Concerns that such taxes are regressive, or that they penalize the majority who drink moderately and safely, are off base. In fact, most Americans abstain or drink so little that alcoholic-beverage expenditures are a trivial part of their household budget — yet they would benefit from the extra government revenue (which could take the place of other taxes). Drinking, and hence excise tax payments, are concentrated among the 7 or 8 percent of the population who drink heavily and account for most of the alcohol-related damage. For that group especially, higher taxes would have a moderating effect on consumption.

The scientific evidence showing that prices directly affect abuse levels is strong enough to support a near-consensus among economists who study health behavior. Careful analysis of the effects of raising alcohol taxes bears out the link between higher taxes and reduced alcohol abuse. Most of these changes in price have been small, however, so the effects have been correspondingly small. Relatively large increases, such as Alaska's move to more than double alcohol taxes in 2002, have produced more substantial gains in health and safety.

Of course, prices are by no means the only — or the most important — influence on drinking patterns. The focus on excise tax rates is justified simply because taxes — unlike culture, demographics and other factors — are under the direct control of the government and thus can, at least in principle, be fine-tuned to fit the need.

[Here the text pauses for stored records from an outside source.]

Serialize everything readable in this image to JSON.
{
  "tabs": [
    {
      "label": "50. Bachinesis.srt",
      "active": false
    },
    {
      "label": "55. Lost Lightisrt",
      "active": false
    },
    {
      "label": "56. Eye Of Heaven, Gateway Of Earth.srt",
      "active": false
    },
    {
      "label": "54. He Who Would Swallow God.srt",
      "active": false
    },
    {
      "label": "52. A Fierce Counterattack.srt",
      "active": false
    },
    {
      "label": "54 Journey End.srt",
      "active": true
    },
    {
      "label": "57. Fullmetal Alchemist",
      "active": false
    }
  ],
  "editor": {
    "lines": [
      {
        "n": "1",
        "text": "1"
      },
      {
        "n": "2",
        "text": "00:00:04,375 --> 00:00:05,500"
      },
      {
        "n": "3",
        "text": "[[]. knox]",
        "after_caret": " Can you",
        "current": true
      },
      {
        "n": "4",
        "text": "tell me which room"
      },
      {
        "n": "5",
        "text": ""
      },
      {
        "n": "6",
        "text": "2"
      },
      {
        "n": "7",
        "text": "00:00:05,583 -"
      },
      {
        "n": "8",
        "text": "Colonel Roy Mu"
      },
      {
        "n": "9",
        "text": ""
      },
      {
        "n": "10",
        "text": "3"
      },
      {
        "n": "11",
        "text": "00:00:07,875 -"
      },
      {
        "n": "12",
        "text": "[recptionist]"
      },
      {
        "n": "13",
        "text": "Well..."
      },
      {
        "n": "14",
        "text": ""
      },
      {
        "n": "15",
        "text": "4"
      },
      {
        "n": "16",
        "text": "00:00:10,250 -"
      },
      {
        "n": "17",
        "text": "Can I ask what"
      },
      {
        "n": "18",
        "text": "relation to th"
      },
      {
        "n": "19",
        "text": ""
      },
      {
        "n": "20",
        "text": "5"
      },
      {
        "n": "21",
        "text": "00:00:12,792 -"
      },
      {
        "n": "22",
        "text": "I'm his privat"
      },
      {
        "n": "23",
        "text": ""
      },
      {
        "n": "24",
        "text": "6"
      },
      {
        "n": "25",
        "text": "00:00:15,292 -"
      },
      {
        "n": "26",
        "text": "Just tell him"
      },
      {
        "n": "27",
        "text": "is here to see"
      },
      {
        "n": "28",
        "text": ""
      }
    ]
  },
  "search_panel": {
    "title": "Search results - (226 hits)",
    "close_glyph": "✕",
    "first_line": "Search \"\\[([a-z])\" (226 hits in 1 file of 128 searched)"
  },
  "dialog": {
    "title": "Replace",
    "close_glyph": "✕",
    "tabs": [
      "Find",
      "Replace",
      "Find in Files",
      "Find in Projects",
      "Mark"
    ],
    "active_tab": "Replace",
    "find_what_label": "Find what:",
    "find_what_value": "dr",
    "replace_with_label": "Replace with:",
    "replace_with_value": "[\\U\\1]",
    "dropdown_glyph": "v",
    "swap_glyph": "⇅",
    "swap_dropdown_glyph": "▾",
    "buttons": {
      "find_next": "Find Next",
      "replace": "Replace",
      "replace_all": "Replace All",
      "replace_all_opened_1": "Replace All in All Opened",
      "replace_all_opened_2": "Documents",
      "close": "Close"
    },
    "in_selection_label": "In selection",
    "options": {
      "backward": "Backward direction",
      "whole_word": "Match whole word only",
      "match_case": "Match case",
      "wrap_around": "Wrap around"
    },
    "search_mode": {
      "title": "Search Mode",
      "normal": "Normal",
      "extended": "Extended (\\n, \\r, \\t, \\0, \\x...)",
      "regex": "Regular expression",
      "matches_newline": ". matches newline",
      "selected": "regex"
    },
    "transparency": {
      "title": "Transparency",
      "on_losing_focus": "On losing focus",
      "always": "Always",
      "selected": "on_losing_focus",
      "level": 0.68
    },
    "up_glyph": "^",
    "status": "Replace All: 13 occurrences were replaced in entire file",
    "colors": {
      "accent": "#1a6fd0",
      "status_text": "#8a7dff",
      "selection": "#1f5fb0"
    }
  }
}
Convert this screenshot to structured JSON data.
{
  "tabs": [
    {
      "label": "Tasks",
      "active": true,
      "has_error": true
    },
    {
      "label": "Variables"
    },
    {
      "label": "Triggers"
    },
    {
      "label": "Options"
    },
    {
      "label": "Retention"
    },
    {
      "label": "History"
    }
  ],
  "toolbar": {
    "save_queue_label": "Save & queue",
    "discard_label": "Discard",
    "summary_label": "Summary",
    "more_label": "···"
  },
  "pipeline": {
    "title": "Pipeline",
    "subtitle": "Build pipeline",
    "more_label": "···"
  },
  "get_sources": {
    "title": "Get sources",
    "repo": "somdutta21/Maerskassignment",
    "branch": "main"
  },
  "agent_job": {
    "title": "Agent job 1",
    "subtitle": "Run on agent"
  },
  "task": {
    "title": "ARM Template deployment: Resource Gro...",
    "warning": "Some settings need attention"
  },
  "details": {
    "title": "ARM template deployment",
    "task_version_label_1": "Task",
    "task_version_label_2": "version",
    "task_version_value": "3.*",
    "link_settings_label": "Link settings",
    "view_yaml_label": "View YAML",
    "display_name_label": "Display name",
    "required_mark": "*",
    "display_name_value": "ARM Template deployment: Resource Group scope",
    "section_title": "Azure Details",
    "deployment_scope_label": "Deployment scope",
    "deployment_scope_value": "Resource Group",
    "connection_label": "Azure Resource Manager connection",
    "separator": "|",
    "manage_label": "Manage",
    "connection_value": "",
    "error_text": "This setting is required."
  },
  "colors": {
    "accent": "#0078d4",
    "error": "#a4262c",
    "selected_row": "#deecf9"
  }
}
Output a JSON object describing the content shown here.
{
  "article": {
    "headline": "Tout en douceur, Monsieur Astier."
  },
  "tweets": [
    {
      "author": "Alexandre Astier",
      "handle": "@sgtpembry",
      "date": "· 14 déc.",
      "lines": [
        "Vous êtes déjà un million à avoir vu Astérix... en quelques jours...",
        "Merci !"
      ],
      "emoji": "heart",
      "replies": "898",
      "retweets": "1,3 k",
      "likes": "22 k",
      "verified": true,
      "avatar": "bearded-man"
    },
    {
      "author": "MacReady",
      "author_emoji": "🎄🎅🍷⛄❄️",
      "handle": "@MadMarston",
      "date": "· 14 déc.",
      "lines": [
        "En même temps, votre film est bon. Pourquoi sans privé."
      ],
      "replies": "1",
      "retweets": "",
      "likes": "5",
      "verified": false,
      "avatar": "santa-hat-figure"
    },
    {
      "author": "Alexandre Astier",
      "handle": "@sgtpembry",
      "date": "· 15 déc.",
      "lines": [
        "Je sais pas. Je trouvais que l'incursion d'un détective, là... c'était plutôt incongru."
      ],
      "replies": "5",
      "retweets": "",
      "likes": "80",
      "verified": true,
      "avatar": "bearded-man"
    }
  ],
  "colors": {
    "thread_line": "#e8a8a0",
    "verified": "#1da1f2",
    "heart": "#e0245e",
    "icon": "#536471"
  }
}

Philip J. Cook is Senior Associate Dean for Faculty at the Sanford School of Public Policy. This commentary was originally published as part of a Pro/Con article in Congressional Quarterly.